— EXERCISE GOAL —
Which lines below contain the word "chevron"? Copy each one.

— AVAILABLE RECORDS —

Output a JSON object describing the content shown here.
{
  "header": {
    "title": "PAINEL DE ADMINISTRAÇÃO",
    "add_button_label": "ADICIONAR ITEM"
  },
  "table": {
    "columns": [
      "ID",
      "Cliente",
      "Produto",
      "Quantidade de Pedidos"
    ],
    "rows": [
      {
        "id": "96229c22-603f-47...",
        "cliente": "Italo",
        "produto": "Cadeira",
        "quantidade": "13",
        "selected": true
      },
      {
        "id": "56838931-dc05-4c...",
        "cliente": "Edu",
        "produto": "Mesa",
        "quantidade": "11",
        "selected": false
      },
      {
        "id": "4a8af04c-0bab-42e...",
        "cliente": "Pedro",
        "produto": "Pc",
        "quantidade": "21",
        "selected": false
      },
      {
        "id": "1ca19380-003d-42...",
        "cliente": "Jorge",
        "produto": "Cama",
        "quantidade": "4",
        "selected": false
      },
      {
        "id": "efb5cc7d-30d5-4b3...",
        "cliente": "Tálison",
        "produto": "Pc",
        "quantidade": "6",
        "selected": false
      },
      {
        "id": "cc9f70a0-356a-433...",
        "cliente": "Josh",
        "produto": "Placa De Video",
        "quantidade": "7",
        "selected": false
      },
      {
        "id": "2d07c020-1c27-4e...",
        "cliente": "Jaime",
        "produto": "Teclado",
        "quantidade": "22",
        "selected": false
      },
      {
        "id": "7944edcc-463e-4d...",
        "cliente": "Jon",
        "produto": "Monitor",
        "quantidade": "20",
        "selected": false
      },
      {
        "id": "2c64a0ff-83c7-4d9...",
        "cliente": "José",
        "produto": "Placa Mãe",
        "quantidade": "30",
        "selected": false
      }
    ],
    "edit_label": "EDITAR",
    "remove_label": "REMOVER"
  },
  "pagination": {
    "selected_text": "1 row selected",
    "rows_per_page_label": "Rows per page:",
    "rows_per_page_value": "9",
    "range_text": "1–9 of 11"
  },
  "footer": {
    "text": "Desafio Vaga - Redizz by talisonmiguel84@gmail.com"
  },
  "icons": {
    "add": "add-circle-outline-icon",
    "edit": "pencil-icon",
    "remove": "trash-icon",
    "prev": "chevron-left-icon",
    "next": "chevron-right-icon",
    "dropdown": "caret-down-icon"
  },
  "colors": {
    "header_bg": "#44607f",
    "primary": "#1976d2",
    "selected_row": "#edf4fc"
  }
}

— ANSWER FOR THIS EXERCISE —
    "prev": "chevron-left-icon",
    "next": "chevron-right-icon",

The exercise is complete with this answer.